History in the making
In recognition of Britain’s excellence in design and manufacturing each maker will work with a reclaimed tubular band stand chair as produced throughout the mid 20th Century by Cox and Co. Reduced to the skeletal frame, makers will be asked to re-interpret the piece employing their specialist knowledge and approach to making. Each practitioner retains full creative license over their piece with no pre-requisite for it to remain a functional item but rather a response to their own interpretation delivered through artisan skills.
‘For me chairs are really nice vehicles for
A chair is a good piece from which
(Boontje. T, 2015).
It is envisioned that practitioners with no prior experience working with furniture will still feel a kinship towards, arguably, the most addressed functional item in history.
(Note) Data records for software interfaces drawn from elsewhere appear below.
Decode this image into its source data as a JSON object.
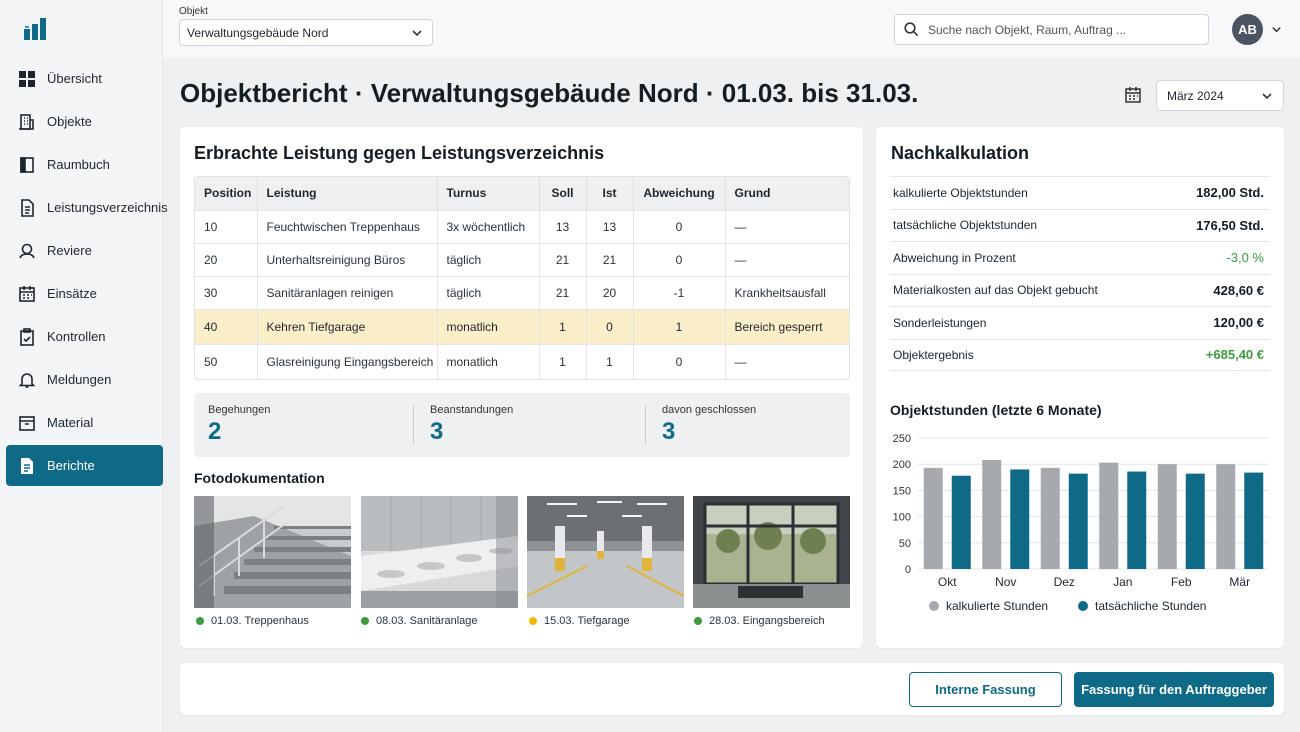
{
  "sidebar": {
    "items": [
      {
        "label": "Übersicht",
        "icon": "grid-icon"
      },
      {
        "label": "Objekte",
        "icon": "building-icon"
      },
      {
        "label": "Raumbuch",
        "icon": "book-icon"
      },
      {
        "label": "Leistungsverzeichnis",
        "icon": "document-icon"
      },
      {
        "label": "Reviere",
        "icon": "location-icon"
      },
      {
        "label": "Einsätze",
        "icon": "calendar-icon"
      },
      {
        "label": "Kontrollen",
        "icon": "clipboard-check-icon"
      },
      {
        "label": "Meldungen",
        "icon": "bell-icon"
      },
      {
        "label": "Material",
        "icon": "box-icon"
      },
      {
        "label": "Berichte",
        "icon": "report-icon"
      }
    ],
    "active": "Berichte"
  },
  "topbar": {
    "object_label": "Objekt",
    "object_value": "Verwaltungsgebäude Nord",
    "search_placeholder": "Suche nach Objekt, Raum, Auftrag ...",
    "avatar_initials": "AB"
  },
  "page": {
    "title": "Objektbericht · Verwaltungsgebäude Nord · 01.03. bis 31.03.",
    "month": "März 2024"
  },
  "leistung": {
    "title": "Erbrachte Leistung gegen Leistungsverzeichnis",
    "columns": [
      "Position",
      "Leistung",
      "Turnus",
      "Soll",
      "Ist",
      "Abweichung",
      "Grund"
    ],
    "rows": [
      {
        "pos": "10",
        "leistung": "Feuchtwischen Treppenhaus",
        "turnus": "3x wöchentlich",
        "soll": "13",
        "ist": "13",
        "abw": "0",
        "grund": "—"
      },
      {
        "pos": "20",
        "leistung": "Unterhaltsreinigung Büros",
        "turnus": "täglich",
        "soll": "21",
        "ist": "21",
        "abw": "0",
        "grund": "—"
      },
      {
        "pos": "30",
        "leistung": "Sanitäranlagen reinigen",
        "turnus": "täglich",
        "soll": "21",
        "ist": "20",
        "abw": "-1",
        "grund": "Krankheitsausfall"
      },
      {
        "pos": "40",
        "leistung": "Kehren Tiefgarage",
        "turnus": "monatlich",
        "soll": "1",
        "ist": "0",
        "abw": "1",
        "grund": "Bereich gesperrt"
      },
      {
        "pos": "50",
        "leistung": "Glasreinigung Eingangsbereich",
        "turnus": "monatlich",
        "soll": "1",
        "ist": "1",
        "abw": "0",
        "grund": "—"
      }
    ],
    "highlight_color": "#fbefc9"
  },
  "stats": [
    {
      "label": "Begehungen",
      "value": "2"
    },
    {
      "label": "Beanstandungen",
      "value": "3"
    },
    {
      "label": "davon geschlossen",
      "value": "3"
    }
  ],
  "fotos": {
    "title": "Fotodokumentation",
    "items": [
      {
        "caption": "01.03. Treppenhaus",
        "status_color": "#3c9a3f"
      },
      {
        "caption": "08.03. Sanitäranlage",
        "status_color": "#3c9a3f"
      },
      {
        "caption": "15.03. Tiefgarage",
        "status_color": "#f2b705"
      },
      {
        "caption": "28.03. Eingangsbereich",
        "status_color": "#3c9a3f"
      }
    ]
  },
  "nachkalkulation": {
    "title": "Nachkalkulation",
    "rows": [
      {
        "label": "kalkulierte Objektstunden",
        "value": "182,00 Std."
      },
      {
        "label": "tatsächliche Objektstunden",
        "value": "176,50 Std."
      },
      {
        "label": "Abweichung in Prozent",
        "value": "-3,0 %"
      },
      {
        "label": "Materialkosten auf das Objekt gebucht",
        "value": "428,60 €"
      },
      {
        "label": "Sonderleistungen",
        "value": "120,00 €"
      },
      {
        "label": "Objektergebnis",
        "value": "+685,40 €"
      }
    ]
  },
  "chart_data": {
    "type": "bar",
    "title": "Objektstunden (letzte 6 Monate)",
    "categories": [
      "Okt",
      "Nov",
      "Dez",
      "Jan",
      "Feb",
      "Mär"
    ],
    "series": [
      {
        "name": "kalkulierte Stunden",
        "values": [
          193,
          208,
          193,
          203,
          200,
          200
        ],
        "color": "#a6a9ad"
      },
      {
        "name": "tatsächliche Stunden",
        "values": [
          178,
          190,
          182,
          186,
          182,
          184
        ],
        "color": "#0f6a87"
      }
    ],
    "yticks": [
      0,
      50,
      100,
      150,
      200,
      250
    ],
    "ylim": [
      0,
      250
    ],
    "grid": true,
    "legend": "bottom"
  },
  "actions": {
    "internal": "Interne Fassung",
    "client": "Fassung für den Auftraggeber"
  },
  "colors": {
    "accent": "#0f6a87",
    "positive": "#3c9a3f"
  }
}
The unique approach and interpretation of each practitioner imperatively affirming the value of creative thinking and artisan skills to future aspiring makers. Selected for their expertise and knowledge of making the challenge for makers will be applying their practice and choice of materials to a common object that, although familiar, will require an alternative considered approach.
The chair is an obvious choice which has been infinitely addressed since the dawn of mankind coming in all shapes and guises. Produced by Cox & Co since the 1930’s the simple and elegant lines of the iconic tubular bandstand chair provides a perfect form to experiment with. Cox & Co are a testament to the successful collaboration between engineering, industrial manufacture and creative practice in Britain. In addition to the unmistakable bandstand chair, Cox’s portfolio includes manufacturing components for the De Havilland Mosquito during WWII and public seating in association with Robin Day for the Festival of Britain in 1951. The successful development of tubular frames for transport components and bicycles led to the acquisition of the company by Raleigh Industries in 1967.